_Problem to solve_: The required result is the number of lines below that hold the word "date", stated without anything else.

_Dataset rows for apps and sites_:
○ ○ ○ ○

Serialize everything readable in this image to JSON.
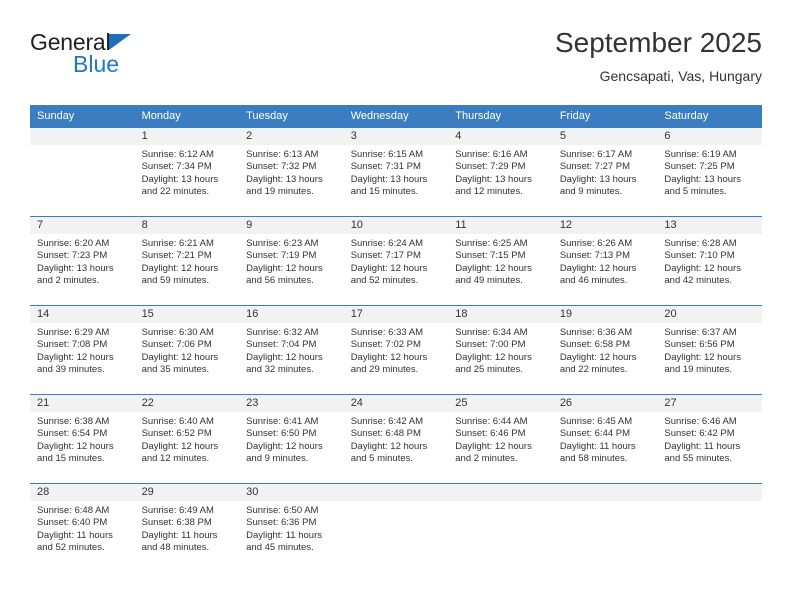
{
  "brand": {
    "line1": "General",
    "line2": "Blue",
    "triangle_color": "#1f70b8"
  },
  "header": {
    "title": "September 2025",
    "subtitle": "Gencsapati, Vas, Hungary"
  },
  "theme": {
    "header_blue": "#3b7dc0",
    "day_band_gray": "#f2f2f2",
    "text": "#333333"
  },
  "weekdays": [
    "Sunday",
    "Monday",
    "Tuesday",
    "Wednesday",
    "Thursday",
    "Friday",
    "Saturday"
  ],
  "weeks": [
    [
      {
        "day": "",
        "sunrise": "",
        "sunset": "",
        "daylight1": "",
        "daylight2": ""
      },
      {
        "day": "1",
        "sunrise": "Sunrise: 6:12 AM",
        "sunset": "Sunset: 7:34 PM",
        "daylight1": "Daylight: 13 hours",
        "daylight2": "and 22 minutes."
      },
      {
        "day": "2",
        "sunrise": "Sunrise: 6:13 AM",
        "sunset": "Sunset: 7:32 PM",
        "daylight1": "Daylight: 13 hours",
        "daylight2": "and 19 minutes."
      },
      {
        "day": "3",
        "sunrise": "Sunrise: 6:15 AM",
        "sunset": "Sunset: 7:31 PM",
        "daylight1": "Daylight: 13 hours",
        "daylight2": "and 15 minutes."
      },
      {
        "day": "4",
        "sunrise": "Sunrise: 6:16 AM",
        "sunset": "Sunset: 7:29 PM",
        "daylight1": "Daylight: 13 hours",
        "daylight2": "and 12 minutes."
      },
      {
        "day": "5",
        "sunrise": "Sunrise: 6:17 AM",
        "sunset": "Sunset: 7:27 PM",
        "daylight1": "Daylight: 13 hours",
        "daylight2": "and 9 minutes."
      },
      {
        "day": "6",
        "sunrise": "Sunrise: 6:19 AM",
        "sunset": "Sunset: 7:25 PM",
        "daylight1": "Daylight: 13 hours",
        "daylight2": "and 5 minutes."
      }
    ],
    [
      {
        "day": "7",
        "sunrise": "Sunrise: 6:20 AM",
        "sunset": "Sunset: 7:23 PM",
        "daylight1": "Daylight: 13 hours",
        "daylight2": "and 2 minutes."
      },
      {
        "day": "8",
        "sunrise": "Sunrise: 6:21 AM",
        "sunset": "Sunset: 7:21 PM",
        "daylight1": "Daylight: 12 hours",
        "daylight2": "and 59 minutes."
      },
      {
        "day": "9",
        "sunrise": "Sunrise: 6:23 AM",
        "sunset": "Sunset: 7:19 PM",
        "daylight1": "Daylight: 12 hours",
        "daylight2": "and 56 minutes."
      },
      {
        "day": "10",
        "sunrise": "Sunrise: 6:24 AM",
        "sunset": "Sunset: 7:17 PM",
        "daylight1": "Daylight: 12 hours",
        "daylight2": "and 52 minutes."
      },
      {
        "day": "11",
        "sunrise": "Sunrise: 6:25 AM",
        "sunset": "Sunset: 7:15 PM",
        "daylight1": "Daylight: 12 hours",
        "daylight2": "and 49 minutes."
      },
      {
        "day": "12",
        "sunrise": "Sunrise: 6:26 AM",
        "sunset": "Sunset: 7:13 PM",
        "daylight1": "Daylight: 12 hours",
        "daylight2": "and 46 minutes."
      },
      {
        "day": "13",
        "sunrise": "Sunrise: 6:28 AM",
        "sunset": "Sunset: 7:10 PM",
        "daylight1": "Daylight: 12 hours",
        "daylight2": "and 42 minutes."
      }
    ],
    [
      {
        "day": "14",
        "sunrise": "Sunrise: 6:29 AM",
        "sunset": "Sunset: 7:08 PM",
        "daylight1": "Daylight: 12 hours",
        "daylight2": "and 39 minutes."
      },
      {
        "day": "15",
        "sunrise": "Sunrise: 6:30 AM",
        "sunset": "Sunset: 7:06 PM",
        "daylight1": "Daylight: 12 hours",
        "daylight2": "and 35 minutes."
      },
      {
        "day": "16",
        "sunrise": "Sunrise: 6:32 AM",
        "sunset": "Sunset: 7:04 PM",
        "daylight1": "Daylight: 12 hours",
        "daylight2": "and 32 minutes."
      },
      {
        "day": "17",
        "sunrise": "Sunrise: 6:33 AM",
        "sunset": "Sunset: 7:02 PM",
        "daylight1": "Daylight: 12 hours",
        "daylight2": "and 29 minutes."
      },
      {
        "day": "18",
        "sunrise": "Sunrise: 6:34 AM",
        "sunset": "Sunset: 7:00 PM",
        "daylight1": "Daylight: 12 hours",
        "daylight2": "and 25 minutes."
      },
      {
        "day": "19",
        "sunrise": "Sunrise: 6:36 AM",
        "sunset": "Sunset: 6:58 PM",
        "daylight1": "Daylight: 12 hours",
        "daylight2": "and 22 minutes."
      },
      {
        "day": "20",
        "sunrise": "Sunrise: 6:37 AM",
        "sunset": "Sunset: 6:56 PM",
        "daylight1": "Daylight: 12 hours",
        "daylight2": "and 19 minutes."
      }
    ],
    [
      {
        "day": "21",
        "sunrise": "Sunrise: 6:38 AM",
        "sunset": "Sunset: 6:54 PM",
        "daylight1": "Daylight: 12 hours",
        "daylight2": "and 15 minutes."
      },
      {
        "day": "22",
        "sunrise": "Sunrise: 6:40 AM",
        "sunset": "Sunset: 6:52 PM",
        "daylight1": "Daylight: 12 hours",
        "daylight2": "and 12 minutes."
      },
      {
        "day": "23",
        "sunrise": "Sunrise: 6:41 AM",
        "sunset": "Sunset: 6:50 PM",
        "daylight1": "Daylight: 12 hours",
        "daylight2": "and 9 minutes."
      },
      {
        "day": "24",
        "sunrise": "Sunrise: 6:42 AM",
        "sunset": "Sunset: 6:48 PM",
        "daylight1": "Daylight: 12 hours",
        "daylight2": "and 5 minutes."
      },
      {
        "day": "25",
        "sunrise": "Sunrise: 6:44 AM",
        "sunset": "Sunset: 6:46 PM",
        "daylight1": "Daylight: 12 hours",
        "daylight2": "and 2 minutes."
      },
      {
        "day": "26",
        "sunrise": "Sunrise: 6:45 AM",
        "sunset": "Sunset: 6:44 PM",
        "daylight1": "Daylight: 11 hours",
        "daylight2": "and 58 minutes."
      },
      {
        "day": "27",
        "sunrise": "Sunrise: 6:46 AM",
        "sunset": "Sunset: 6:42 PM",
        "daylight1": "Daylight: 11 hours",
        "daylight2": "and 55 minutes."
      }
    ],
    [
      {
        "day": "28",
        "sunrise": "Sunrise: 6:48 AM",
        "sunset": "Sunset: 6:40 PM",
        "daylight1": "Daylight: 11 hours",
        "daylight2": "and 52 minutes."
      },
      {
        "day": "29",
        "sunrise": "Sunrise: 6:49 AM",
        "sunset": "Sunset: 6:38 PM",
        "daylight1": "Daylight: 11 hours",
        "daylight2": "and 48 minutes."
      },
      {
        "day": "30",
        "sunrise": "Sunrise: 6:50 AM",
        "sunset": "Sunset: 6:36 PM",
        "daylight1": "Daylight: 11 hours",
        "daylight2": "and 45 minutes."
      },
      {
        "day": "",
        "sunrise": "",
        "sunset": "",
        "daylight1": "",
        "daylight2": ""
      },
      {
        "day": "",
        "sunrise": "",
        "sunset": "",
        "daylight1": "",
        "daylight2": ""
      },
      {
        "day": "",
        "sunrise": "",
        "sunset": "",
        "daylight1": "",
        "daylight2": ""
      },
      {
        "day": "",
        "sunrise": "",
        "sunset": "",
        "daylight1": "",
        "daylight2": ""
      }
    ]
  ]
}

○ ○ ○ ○

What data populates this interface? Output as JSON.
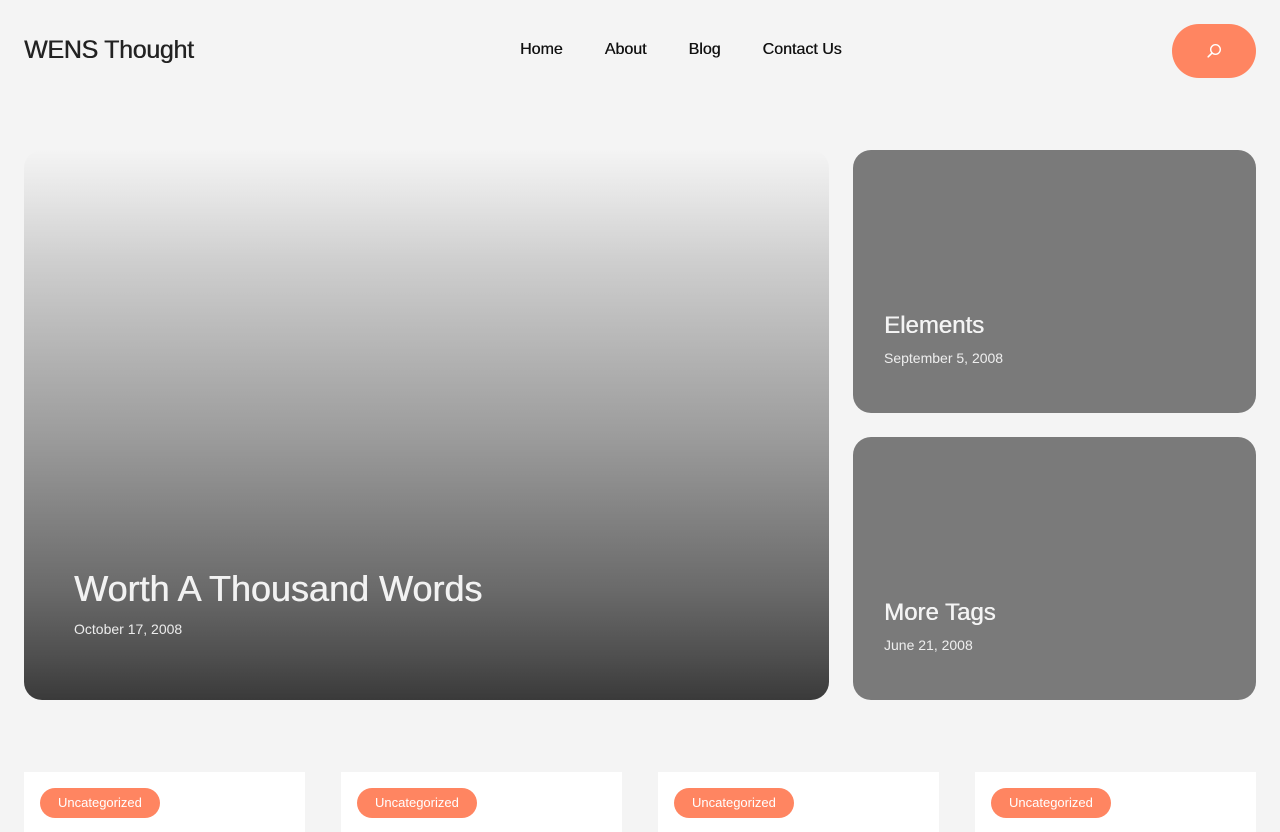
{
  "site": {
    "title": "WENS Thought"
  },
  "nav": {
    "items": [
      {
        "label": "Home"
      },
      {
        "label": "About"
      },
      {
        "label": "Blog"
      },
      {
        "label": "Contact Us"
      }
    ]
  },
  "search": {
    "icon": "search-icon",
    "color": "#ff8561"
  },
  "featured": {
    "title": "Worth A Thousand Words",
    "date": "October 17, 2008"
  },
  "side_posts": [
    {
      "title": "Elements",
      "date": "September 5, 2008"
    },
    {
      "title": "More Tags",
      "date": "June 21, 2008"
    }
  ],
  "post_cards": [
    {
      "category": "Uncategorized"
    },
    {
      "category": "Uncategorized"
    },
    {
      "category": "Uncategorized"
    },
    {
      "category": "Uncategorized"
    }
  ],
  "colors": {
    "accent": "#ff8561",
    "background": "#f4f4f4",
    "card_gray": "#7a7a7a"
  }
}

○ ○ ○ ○

_Task response_: 3